== What this task involves ==
In every line of the records, look for "NCAA", then report how many lines have it and nothing else.

-=-=-=-=-

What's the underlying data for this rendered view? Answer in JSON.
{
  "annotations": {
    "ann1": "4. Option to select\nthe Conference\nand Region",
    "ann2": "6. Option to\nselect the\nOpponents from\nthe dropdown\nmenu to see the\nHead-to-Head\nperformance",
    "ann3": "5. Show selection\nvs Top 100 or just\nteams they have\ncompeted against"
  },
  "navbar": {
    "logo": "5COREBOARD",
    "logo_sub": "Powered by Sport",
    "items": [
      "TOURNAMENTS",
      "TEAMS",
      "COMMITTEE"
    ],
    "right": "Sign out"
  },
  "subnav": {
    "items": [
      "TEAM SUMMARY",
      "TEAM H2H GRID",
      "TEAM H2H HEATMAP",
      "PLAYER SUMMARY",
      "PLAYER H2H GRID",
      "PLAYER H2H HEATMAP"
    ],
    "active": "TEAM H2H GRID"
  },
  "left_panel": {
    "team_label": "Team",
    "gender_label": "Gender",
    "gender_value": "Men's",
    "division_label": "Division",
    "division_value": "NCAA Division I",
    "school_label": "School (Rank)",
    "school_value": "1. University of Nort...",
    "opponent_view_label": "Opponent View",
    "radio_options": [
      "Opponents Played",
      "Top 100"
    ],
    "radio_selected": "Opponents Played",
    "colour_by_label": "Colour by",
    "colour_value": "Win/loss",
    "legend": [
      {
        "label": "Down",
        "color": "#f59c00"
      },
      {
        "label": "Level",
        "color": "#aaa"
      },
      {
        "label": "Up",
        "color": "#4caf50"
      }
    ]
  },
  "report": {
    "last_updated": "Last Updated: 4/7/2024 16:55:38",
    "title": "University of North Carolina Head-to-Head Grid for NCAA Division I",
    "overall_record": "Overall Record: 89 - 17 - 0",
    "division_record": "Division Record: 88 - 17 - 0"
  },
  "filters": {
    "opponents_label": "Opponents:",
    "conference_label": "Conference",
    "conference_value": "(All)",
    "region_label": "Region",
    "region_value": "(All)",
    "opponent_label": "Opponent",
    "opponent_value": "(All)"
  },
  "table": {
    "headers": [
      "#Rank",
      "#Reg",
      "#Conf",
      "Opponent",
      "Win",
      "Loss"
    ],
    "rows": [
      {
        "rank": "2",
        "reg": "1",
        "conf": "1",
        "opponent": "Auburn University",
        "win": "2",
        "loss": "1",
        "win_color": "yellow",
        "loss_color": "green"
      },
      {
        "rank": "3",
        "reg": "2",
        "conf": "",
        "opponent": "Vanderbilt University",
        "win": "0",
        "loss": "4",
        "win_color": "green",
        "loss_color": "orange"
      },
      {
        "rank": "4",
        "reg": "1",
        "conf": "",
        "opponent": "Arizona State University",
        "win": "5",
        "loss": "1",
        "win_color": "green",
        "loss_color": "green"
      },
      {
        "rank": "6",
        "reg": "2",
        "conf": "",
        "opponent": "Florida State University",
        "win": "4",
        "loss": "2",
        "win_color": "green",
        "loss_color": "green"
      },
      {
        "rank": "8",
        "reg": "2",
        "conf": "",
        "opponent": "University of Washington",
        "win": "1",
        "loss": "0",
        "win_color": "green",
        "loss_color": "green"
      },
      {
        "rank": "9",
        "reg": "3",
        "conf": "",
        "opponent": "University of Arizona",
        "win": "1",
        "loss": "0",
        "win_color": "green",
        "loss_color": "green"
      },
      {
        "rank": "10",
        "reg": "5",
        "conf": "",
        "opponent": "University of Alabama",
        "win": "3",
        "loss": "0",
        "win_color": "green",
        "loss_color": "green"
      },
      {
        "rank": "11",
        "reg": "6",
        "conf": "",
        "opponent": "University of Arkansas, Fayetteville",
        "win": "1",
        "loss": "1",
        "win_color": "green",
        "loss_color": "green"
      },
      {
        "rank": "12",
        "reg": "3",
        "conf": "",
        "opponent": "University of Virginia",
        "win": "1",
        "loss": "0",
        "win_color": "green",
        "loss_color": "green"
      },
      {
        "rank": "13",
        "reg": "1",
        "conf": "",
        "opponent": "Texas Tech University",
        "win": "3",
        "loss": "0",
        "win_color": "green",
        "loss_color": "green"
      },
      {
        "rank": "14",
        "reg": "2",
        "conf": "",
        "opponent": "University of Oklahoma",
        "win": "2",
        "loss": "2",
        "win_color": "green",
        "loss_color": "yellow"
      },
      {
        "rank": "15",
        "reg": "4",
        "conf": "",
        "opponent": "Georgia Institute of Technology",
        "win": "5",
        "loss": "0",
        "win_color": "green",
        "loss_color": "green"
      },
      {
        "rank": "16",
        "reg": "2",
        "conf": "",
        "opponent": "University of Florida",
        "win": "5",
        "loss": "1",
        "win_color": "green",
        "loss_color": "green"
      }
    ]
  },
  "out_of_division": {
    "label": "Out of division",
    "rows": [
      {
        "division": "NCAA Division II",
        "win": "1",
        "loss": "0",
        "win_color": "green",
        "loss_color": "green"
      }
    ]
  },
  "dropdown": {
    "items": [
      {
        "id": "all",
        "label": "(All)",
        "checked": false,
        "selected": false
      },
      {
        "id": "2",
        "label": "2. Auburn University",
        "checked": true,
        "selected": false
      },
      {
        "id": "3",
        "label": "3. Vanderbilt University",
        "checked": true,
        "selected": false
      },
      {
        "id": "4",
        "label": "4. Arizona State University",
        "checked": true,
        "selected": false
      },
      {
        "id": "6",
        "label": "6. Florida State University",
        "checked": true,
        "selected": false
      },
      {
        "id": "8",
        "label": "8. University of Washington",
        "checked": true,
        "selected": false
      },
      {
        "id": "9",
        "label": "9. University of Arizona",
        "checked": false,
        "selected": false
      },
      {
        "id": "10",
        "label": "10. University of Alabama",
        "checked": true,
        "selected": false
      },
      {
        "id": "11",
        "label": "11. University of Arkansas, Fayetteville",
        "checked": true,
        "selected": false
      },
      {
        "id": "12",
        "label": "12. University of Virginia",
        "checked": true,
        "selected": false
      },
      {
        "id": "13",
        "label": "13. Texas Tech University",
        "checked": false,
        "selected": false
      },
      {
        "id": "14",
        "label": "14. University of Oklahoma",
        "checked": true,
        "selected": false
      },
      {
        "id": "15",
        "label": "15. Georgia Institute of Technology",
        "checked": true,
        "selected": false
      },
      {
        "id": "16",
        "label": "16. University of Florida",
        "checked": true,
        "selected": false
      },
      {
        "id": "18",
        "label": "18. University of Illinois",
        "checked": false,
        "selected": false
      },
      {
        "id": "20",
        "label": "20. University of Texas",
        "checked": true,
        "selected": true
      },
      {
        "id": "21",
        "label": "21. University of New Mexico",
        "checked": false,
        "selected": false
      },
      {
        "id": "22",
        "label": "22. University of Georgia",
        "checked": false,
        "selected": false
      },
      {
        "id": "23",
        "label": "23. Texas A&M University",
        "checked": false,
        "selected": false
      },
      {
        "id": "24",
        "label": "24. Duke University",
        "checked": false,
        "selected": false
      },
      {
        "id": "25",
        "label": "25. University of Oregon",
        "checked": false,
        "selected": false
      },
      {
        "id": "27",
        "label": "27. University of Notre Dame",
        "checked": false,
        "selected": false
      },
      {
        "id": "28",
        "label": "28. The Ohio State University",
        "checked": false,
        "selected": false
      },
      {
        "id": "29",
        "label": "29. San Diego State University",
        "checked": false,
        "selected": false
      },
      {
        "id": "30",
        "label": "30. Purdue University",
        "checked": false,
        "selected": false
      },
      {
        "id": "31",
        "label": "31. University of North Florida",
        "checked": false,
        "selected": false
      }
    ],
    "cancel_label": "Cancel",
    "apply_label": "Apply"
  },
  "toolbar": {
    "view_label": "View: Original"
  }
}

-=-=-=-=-

== Task solution ==
3